**EXERCISE:** Could you copy each line of the entries that contains "data"?

**MATERIAL PROVIDED:**
##############################

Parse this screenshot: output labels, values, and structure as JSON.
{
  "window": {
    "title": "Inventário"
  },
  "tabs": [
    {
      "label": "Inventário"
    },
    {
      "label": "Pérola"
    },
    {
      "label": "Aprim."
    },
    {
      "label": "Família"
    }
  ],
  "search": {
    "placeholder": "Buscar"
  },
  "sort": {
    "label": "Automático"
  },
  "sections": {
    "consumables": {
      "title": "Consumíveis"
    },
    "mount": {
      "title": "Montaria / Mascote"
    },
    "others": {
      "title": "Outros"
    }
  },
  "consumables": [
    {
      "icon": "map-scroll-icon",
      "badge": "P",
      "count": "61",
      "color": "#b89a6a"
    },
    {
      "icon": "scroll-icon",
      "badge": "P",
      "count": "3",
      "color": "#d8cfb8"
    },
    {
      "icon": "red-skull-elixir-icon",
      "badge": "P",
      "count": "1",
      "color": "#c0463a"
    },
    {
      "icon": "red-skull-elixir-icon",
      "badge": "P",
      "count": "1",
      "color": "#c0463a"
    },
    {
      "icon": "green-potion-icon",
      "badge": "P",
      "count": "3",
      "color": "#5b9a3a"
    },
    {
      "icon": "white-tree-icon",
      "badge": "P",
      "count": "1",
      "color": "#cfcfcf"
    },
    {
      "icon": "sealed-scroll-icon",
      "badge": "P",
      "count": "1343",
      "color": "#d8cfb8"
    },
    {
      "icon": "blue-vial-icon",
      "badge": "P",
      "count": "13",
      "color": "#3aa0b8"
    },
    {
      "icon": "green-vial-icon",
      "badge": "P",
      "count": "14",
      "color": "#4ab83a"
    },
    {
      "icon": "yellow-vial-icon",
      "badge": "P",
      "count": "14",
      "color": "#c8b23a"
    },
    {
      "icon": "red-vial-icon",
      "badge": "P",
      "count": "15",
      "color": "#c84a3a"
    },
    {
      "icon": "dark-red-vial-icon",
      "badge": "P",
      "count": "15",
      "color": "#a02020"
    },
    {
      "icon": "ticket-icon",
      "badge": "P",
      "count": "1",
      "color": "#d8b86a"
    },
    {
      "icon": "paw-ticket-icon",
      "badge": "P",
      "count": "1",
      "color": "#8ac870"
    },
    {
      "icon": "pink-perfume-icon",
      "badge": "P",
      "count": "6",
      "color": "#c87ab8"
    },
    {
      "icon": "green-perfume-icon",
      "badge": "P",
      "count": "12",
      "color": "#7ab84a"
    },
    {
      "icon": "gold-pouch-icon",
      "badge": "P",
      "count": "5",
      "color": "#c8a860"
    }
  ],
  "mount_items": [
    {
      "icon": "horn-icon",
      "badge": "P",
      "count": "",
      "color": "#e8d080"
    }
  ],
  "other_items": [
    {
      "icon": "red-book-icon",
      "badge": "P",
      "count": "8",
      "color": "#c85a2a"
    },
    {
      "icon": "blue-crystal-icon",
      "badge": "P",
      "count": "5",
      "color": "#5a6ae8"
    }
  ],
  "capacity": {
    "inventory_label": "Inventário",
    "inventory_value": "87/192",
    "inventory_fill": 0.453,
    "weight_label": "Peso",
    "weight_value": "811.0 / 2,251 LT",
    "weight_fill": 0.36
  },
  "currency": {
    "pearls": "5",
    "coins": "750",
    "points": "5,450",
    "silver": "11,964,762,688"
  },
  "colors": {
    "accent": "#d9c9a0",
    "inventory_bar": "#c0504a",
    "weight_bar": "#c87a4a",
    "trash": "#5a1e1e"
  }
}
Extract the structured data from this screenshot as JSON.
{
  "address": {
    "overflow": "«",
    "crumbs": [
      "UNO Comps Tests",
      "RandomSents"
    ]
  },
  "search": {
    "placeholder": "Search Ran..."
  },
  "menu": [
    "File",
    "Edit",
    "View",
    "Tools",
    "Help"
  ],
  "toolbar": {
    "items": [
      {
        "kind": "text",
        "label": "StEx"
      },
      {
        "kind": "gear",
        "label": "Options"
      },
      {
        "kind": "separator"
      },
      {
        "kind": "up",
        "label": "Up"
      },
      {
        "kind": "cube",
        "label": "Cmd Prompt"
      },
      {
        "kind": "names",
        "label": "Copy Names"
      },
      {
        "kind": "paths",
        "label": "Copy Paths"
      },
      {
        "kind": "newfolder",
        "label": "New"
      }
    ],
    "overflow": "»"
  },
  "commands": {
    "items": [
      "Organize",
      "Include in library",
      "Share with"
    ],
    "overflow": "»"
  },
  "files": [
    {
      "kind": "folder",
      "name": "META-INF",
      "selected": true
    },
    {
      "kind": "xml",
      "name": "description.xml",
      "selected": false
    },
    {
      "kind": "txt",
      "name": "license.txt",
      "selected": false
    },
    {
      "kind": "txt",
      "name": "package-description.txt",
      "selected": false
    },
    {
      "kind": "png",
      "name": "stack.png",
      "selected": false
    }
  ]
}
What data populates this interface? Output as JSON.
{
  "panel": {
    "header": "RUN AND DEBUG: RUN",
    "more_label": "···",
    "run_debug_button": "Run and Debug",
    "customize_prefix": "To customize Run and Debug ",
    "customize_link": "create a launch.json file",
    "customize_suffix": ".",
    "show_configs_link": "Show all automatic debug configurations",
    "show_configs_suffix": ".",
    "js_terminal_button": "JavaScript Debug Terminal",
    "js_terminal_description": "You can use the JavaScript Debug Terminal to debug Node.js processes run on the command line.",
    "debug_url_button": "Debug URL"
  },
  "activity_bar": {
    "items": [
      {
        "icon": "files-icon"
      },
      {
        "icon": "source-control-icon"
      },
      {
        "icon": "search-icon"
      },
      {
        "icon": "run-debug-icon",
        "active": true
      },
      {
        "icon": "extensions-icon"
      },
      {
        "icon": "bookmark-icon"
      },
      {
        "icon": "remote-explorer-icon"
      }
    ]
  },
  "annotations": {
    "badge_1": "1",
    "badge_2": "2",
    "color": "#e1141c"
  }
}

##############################

**TASK OUTPUT:**
Extract the structured data from this screenshot as JSON.
What data populates this interface? Output as JSON.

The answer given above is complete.